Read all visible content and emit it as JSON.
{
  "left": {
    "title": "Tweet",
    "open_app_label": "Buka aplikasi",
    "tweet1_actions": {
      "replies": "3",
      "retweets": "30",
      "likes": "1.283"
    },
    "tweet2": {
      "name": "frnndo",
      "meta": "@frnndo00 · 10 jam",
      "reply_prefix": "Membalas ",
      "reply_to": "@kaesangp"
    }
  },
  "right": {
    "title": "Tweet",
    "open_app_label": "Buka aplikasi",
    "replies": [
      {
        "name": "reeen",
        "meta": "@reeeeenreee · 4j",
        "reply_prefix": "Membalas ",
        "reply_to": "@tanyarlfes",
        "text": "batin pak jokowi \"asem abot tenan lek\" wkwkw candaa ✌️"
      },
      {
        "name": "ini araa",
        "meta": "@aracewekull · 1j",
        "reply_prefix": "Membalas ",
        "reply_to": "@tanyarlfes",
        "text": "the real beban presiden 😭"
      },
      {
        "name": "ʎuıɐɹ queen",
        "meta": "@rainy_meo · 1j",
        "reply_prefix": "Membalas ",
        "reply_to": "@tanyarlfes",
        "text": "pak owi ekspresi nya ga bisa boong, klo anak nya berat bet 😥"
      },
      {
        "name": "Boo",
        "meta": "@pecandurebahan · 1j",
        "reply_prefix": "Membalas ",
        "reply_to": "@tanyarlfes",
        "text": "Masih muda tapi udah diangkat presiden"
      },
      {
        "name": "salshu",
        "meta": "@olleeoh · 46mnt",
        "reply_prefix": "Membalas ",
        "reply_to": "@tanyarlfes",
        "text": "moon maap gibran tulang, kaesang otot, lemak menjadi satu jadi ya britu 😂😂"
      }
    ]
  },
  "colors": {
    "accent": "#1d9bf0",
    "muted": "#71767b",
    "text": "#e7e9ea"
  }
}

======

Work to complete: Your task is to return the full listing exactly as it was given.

Your response:
Read all visible content and emit it as JSON.
{
  "left": {
    "title": "Tweet",
    "open_app_label": "Buka aplikasi",
    "tweet1_actions": {
      "replies": "3",
      "retweets": "30",
      "likes": "1.283"
    },
    "tweet2": {
      "name": "frnndo",
      "meta": "@frnndo00 · 10 jam",
      "reply_prefix": "Membalas ",
      "reply_to": "@kaesangp"
    }
  },
  "right": {
    "title": "Tweet",
    "open_app_label": "Buka aplikasi",
    "replies": [
      {
        "name": "reeen",
        "meta": "@reeeeenreee · 4j",
        "reply_prefix": "Membalas ",
        "reply_to": "@tanyarlfes",
        "text": "batin pak jokowi \"asem abot tenan lek\" wkwkw candaa ✌️"
      },
      {
        "name": "ini araa",
        "meta": "@aracewekull · 1j",
        "reply_prefix": "Membalas ",
        "reply_to": "@tanyarlfes",
        "text": "the real beban presiden 😭"
      },
      {
        "name": "ʎuıɐɹ queen",
        "meta": "@rainy_meo · 1j",
        "reply_prefix": "Membalas ",
        "reply_to": "@tanyarlfes",
        "text": "pak owi ekspresi nya ga bisa boong, klo anak nya berat bet 😥"
      },
      {
        "name": "Boo",
        "meta": "@pecandurebahan · 1j",
        "reply_prefix": "Membalas ",
        "reply_to": "@tanyarlfes",
        "text": "Masih muda tapi udah diangkat presiden"
      },
      {
        "name": "salshu",
        "meta": "@olleeoh · 46mnt",
        "reply_prefix": "Membalas ",
        "reply_to": "@tanyarlfes",
        "text": "moon maap gibran tulang, kaesang otot, lemak menjadi satu jadi ya britu 😂😂"
      }
    ]
  },
  "colors": {
    "accent": "#1d9bf0",
    "muted": "#71767b",
    "text": "#e7e9ea"
  }
}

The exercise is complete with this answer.